Date & Time
Monday, January 27, 2020
Seminary Co-op Bookstore
Free and open to the public
Seminary Co-op Bookstore
Ann Durkin Keating discusses "The World of Juliette Kinzie: Chicago Before the Fire." A Q&A and signing will follow the discussion.
At the Co-op
About the book: When Juliette Kinzie first visited Chicago in 1831, it was anything but a city. An outpost in the shadow of Fort Dearborn, it had no streets, no sidewalks, no schools, no river-spanning bridges. And with two hundred disconnected residents, it lacked any sense of community. In the decades that followed, not only did Juliette witness the city’s transition from Indian country to industrial center, but she was instrumental in its development.
Juliette is one of Chicago’s forgotten founders.
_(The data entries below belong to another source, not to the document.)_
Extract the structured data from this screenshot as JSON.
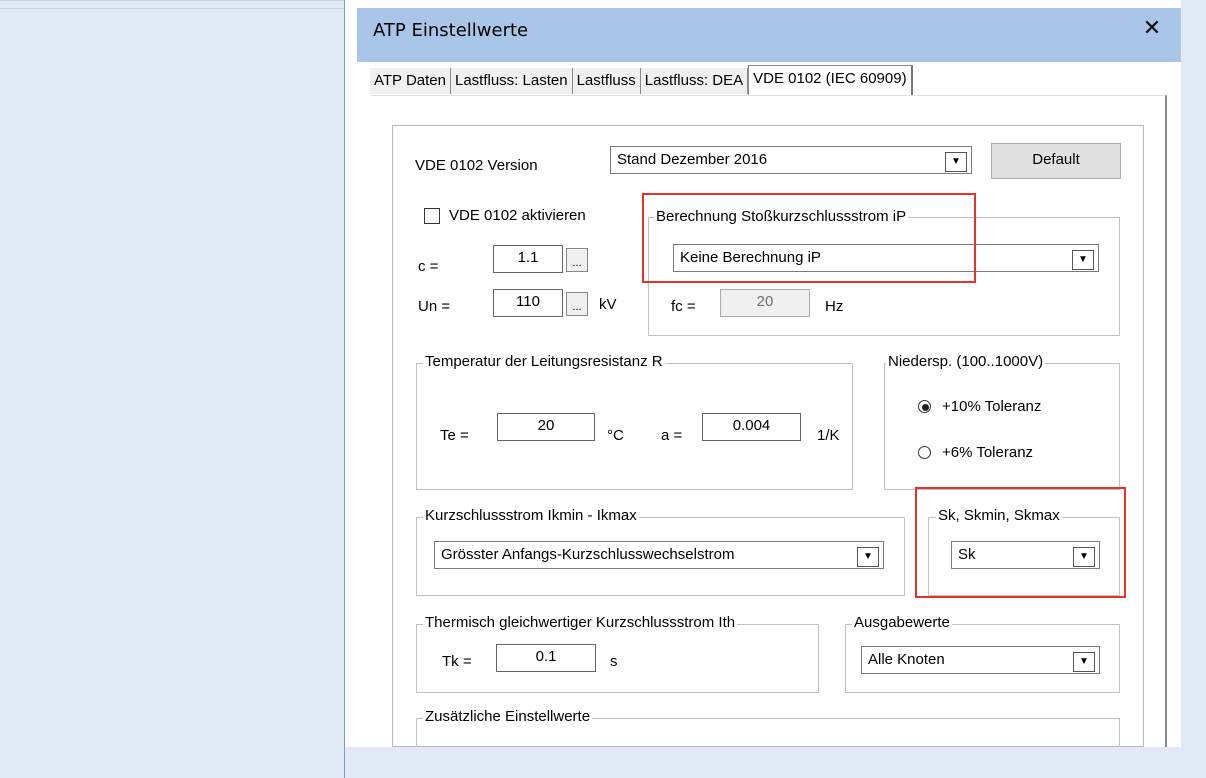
{
  "window": {
    "title": "ATP Einstellwerte",
    "close_glyph": "✕"
  },
  "tabs": [
    "ATP Daten",
    "Lastfluss: Lasten",
    "Lastfluss",
    "Lastfluss: DEA",
    "VDE 0102 (IEC 60909)"
  ],
  "vde": {
    "version_label": "VDE 0102 Version",
    "version_value": "Stand Dezember 2016",
    "default_button": "Default",
    "activate_label": "VDE 0102 aktivieren",
    "c_label": "c =",
    "c_value": "1.1",
    "un_label": "Un =",
    "un_value": "110",
    "un_unit": "kV",
    "dots": "..."
  },
  "ip_group": {
    "title": "Berechnung Stoßkurzschlussstrom iP",
    "select_value": "Keine Berechnung iP",
    "fc_label": "fc =",
    "fc_value": "20",
    "fc_unit": "Hz"
  },
  "temp_group": {
    "title": "Temperatur der Leitungsresistanz R",
    "te_label": "Te =",
    "te_value": "20",
    "te_unit": "°C",
    "a_label": "a =",
    "a_value": "0.004",
    "a_unit": "1/K"
  },
  "niedersp_group": {
    "title": "Niedersp. (100..1000V)",
    "option1": "+10% Toleranz",
    "option2": "+6% Toleranz"
  },
  "ik_group": {
    "title": "Kurzschlussstrom Ikmin - Ikmax",
    "select_value": "Grösster Anfangs-Kurzschlusswechselstrom"
  },
  "sk_group": {
    "title": "Sk, Skmin, Skmax",
    "select_value": "Sk"
  },
  "ith_group": {
    "title": "Thermisch gleichwertiger Kurzschlussstrom Ith",
    "tk_label": "Tk =",
    "tk_value": "0.1",
    "tk_unit": "s"
  },
  "ausgabe_group": {
    "title": "Ausgabewerte",
    "select_value": "Alle Knoten"
  },
  "extra_group": {
    "title": "Zusätzliche Einstellwerte"
  },
  "icons": {
    "dropdown_arrow": "▼"
  }
}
Early Chicago is often presented as “a man’s city,” but women like Juliette worked to create an urban and urbane world, often within their own parlors. With "The World of Juliette Kinzie," we finally get to experience the rise of Chicago from the view of one of its most important founding mothers.
Ann Durkin Keating, one of the foremost experts on nineteenth-century Chicago, offers a moving portrait of a trailblazing and complicated woman. Keating takes us to the corner of Cass and Michigan (now Wabash and Hubbard), Juliette’s home base. Through Juliette’s eyes, our understanding of early Chicago expands from a city of boosters and speculators to include the world women created in and between households. We see the development of Chicago society, first inspired by cities in the East and later coming into its own midwestern ways. We also see the city become a community, as it developed its intertwined religious, social, educational, and cultural institutions. Keating draws on a wealth of sources, including hundreds of Juliette’s personal letters, allowing Juliette to tell much of her story in her own words.
Juliette’s death in 1870, just a year before the infamous fire, seemed almost prescient. She left her beloved Chicago right before the physical city as she knew it vanished into the flames. But now her history lives on. "The World of Juliette Kinzie" offers a new perspective on Chicago’s past and is a fitting tribute to one of the first women historians in the United States.
About the author: Ann Durkin Keating is Dr. C. Frederick Toenniges Professor of History at North Central College in Naperville, Illinois. She is co-editor of "The Encyclopedia of Chicago," the editor of "Chicago Neighborhoods and Suburbs: A Historical Guide," and the author of "Rising Up from Indian Country: The Battle of Fort Dearborn and the Birth of Chicago," all published by the University of Chicago Press.